Victorian Studies

"This brilliant book is recommended Christmas reading for scholars, educated general readers, and, above all, bishops."

Church Times

"Rather than writing the Bensons' lives as linear biographies, Goldhill has structured his book in four parts that offer a range of surprising and often quite contradictory views of his subjects through the lens of their own writings. . . . As a result, Goldhill's book turns out to be a relentlessly intimate portrait. Informed by the latest research in life writing, queer theory and Victorian culture, Goldhill has managed to write the rare book that appeals to scholarly readers as well as a wider audience."


“This bold, erudite, and highly original book takes as its principal subject the vast literary output of an extraordinary Victorian family—that of Archbishop Edward W. Benson and his wife and children, almost all of whom published extensively. Goldhill makes a series of brilliant forays into Victorian discussions of sex and sexuality, of religious belief and doubt, and of topics as engaging and complexly shaded as ‘discretion’ and ‘indiscretion.’ A Very Queer Family Indeed is, all told, a remarkable achievement—one that is both beautifully written and compulsively readable.”

Christopher Lane, author of The Age of Doubt: Tracing the Roots of Our Religious Uncertainty

“Child brides, cousin marriage, generational antagonisms, polyamory, lesbianism, homosexuality, all served with heavy dollops of graphomania and religious fervor—what could be more Victorian? As this magnificent account of the Benson family in the years between 1850 and 1940 shows, for the Victorians, nothing was more normal—or more agonizing—than queerness. Sensitive to historical context and literary form, Goldhill combines empathy with self-awareness to tell a beautifully researched story that will instruct and delight any reader interested in the history of sexuality.”

Sharon Marcus, author of Between Women: Friendship, Desire, and Marriage in Victorian England

“Reveling in late Victorian life writing, Goldhill reveals a family of graphomaniacs that wrote and rewrote itself, across generations, genders, and genres. In dramatic detail, he probes the ‘biographical urges’ of the Bensons as well as our own desires for narrative and narratives of desire. A wonderfully queer book indeed!”

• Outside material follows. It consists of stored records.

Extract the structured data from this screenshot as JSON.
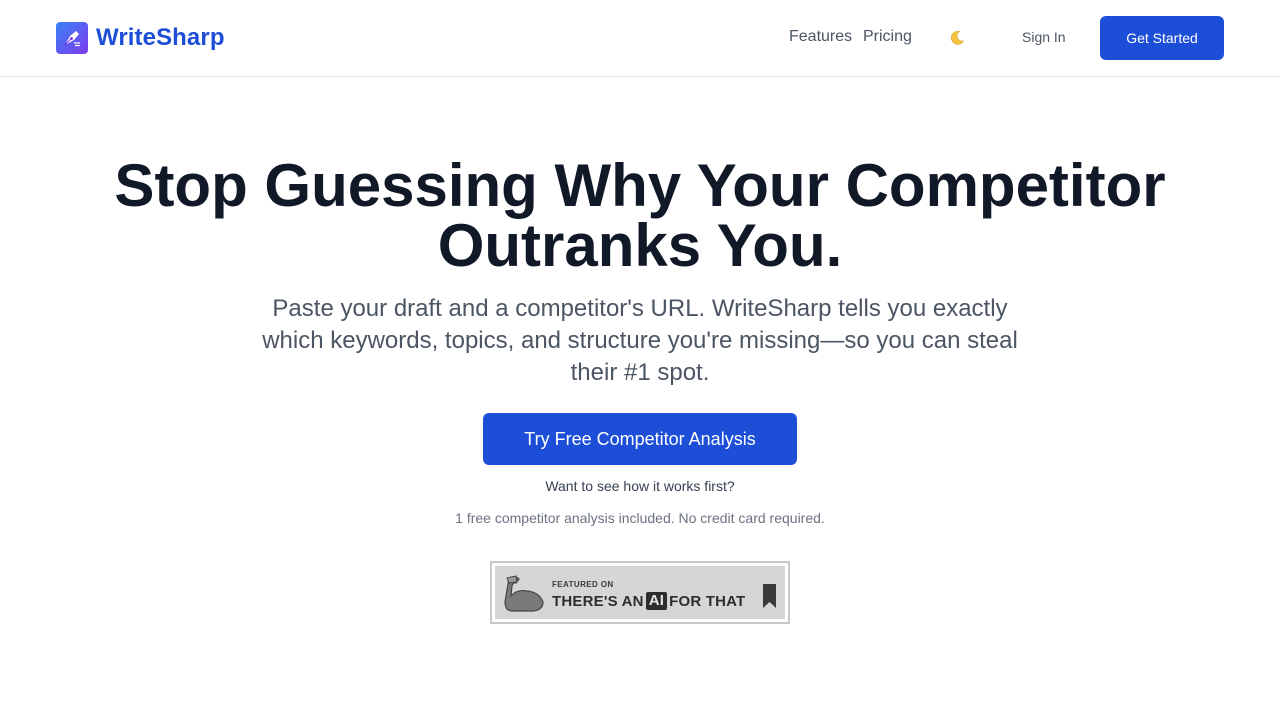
{
  "header": {
    "brand_name": "WriteSharp",
    "nav": {
      "features": "Features",
      "pricing": "Pricing"
    },
    "theme_toggle_icon": "moon-icon",
    "sign_in": "Sign In",
    "get_started": "Get Started"
  },
  "hero": {
    "title": "Stop Guessing Why Your Competitor Outranks You.",
    "subtitle": "Paste your draft and a competitor's URL. WriteSharp tells you exactly which keywords, topics, and structure you're missing—so you can steal their #1 spot.",
    "cta": "Try Free Competitor Analysis",
    "demo_link": "Want to see how it works first?",
    "fineprint": "1 free competitor analysis included. No credit card required."
  },
  "badge": {
    "featured_on": "FEATURED ON",
    "line_before": "THERE'S AN",
    "ai": "AI",
    "line_after": "FOR THAT"
  },
  "colors": {
    "brand": "#1d4ed8",
    "heading": "#111827",
    "muted": "#4b5563"
  }
}
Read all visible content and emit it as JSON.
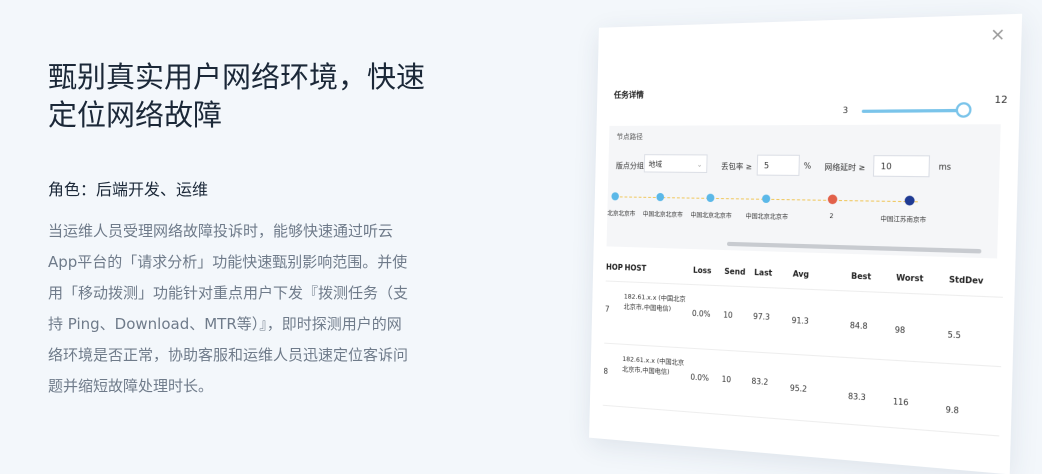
{
  "left": {
    "headline": [
      "甄别真实用户网络环境，快速",
      "定位网络故障"
    ],
    "role": "角色：后端开发、运维",
    "description": [
      "当运维人员受理网络故障投诉时，能够快速通过听云",
      "App平台的「请求分析」功能快速甄别影响范围。并使",
      "用「移动拨测」功能针对重点用户下发『拨测任务（支",
      "持 Ping、Download、MTR等）』，即时探测用户的网",
      "络环境是否正常，协助客服和运维人员迅速定位客诉问",
      "题并缩短故障处理时长。"
    ]
  },
  "panel": {
    "close_glyph": "×",
    "title": "任务详情",
    "slider": {
      "min": "3",
      "max": "12"
    },
    "node_path": {
      "label": "节点路径",
      "filters": {
        "group_label": "版点分组",
        "group_value": "地域",
        "loss_label": "丢包率 ≥",
        "loss_value": "5",
        "loss_unit": "%",
        "latency_label": "网络延时 ≥",
        "latency_value": "10",
        "latency_unit": "ms"
      },
      "nodes": [
        {
          "name": "北京北京市",
          "color": "#5bb8e8"
        },
        {
          "name": "中国北京北京市",
          "color": "#5bb8e8"
        },
        {
          "name": "中国北京北京市",
          "color": "#5bb8e8"
        },
        {
          "name": "中国北京北京市",
          "color": "#5bb8e8"
        },
        {
          "name": "2",
          "color": "#e2614a"
        },
        {
          "name": "中国江苏南京市",
          "color": "#1f3a93"
        }
      ]
    },
    "table": {
      "headers": [
        "HOP",
        "HOST",
        "Loss",
        "Send",
        "Last",
        "Avg",
        "Best",
        "Worst",
        "StdDev"
      ],
      "rows": [
        {
          "hop": "7",
          "host": "182.61.x.x (中国北京北京市,中国电信)",
          "loss": "0.0%",
          "send": "10",
          "last": "97.3",
          "avg": "91.3",
          "best": "84.8",
          "worst": "98",
          "stddev": "5.5"
        },
        {
          "hop": "8",
          "host": "182.61.x.x (中国北京北京市,中国电信)",
          "loss": "0.0%",
          "send": "10",
          "last": "83.2",
          "avg": "95.2",
          "best": "83.3",
          "worst": "116",
          "stddev": "9.8"
        }
      ]
    }
  }
}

Yopie Prins, author of Victorian Sappho

“It is not often that page turner accurately describes academic histories of Victorian grandees. But, unlike most monographs, Simon Goldhill’s A Very Queer Family Indeed begins with a kiss between Minnie Sidgwick and  Edward White Benson after Benson had proposed marriage. The subsequent marriage laid the foundation of what Goldhill calls 'a very queer family indeed.' Despite achieving high positions in late-Victorian and Edwardian institutional life, the Bensons remained in, but not of, conventional life. This liminal position enables Goldhill to trace developments in writing, understandings of sexuality, and religion between 1840 and 1940.”

Anglican and Episcopal History

Table of Contents

Part I: The Family That Wrote Itself
1          Sensation!
2          Wooing Mother
3          Bringing Up the Subject
4          Fifty Ways to Say I Hate My Father
5          Tell the Truth, My Boy
6          A Map of Biographical Urges
7          To Write a Life
8          Women in Love
9          Graphomania

Part II: Being Queer
10        What’s in a Name?
11        Though Wholly Pure and Good
12        He Never Married
13        All London Is Agog
14        Carnal Affections
15        Be a Man, My Boy
16        “It’s Not Unusual . . .”

Part III: The God of Our Fathers
17        It Will Be Worth Dying
18        The Deeper Self That Can’t Decide
19        Our Father
20        Secret History
21        Writing the History of the Church
22        Building History
23        Forms of Worship
24        Capturing the Bensons

Part IV: Not I . . .
25        Not I . . .
Bibliography and Notes

Be the first to know

Get the latest updates on new releases, special offers, and media highlights when you subscribe to our email lists!

Sign up here for updates about the Press